--- What is needed ---
Below are some entries. Copy each line in them that holds "regex".

Dataset rows describing interfaces:
================

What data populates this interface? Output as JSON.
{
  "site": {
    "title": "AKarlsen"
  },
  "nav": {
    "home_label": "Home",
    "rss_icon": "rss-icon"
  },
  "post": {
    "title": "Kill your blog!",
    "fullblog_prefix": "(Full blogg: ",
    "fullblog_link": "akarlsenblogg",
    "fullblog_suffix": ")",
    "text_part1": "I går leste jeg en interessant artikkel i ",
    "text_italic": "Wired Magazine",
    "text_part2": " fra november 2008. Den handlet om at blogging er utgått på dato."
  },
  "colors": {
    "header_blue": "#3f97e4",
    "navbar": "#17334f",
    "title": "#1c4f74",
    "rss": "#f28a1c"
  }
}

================

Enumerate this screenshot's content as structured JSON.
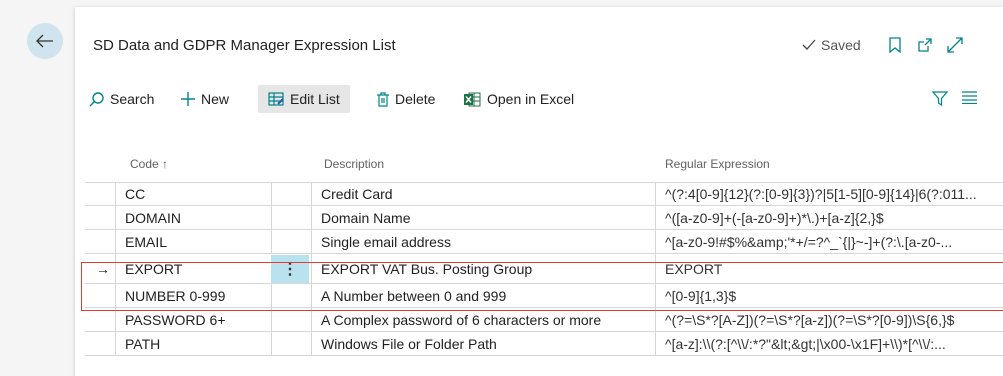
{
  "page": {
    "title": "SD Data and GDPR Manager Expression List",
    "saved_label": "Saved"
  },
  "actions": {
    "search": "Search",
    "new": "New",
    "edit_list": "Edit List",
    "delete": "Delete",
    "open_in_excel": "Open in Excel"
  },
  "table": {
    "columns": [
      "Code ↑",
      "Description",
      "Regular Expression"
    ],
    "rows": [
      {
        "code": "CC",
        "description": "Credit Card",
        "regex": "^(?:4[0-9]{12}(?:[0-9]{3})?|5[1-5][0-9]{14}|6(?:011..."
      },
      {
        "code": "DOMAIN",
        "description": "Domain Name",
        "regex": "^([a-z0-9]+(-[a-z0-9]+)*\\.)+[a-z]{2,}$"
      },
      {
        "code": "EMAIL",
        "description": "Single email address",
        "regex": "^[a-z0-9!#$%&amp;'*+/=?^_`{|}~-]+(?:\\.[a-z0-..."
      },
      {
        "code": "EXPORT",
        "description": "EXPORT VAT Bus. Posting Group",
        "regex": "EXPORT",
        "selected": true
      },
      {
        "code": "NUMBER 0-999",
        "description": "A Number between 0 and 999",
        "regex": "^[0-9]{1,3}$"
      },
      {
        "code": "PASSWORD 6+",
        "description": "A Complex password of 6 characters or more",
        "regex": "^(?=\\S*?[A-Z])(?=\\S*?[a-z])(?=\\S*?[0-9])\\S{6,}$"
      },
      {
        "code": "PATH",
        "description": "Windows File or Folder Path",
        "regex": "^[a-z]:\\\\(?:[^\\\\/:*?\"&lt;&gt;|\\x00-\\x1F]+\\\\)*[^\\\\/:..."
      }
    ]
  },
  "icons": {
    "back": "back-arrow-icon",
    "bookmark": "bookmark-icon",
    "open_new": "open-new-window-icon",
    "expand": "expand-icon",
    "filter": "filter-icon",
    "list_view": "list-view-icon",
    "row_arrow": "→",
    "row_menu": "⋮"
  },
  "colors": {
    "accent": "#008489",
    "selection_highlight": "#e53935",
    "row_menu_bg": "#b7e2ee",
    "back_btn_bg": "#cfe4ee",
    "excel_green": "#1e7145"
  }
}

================

--- Solution to the exercise ---
        "regex": "^(?:4[0-9]{12}(?:[0-9]{3})?|5[1-5][0-9]{14}|6(?:011..."
        "regex": "^([a-z0-9]+(-[a-z0-9]+)*\\.)+[a-z]{2,}$"
        "regex": "^[a-z0-9!#$%&amp;'*+/=?^_`{|}~-]+(?:\\.[a-z0-..."
        "regex": "EXPORT",
        "regex": "^[0-9]{1,3}$"
        "regex": "^(?=\\S*?[A-Z])(?=\\S*?[a-z])(?=\\S*?[0-9])\\S{6,}$"
        "regex": "^[a-z]:\\\\(?:[^\\\\/:*?\"&lt;&gt;|\\x00-\\x1F]+\\\\)*[^\\\\/:..."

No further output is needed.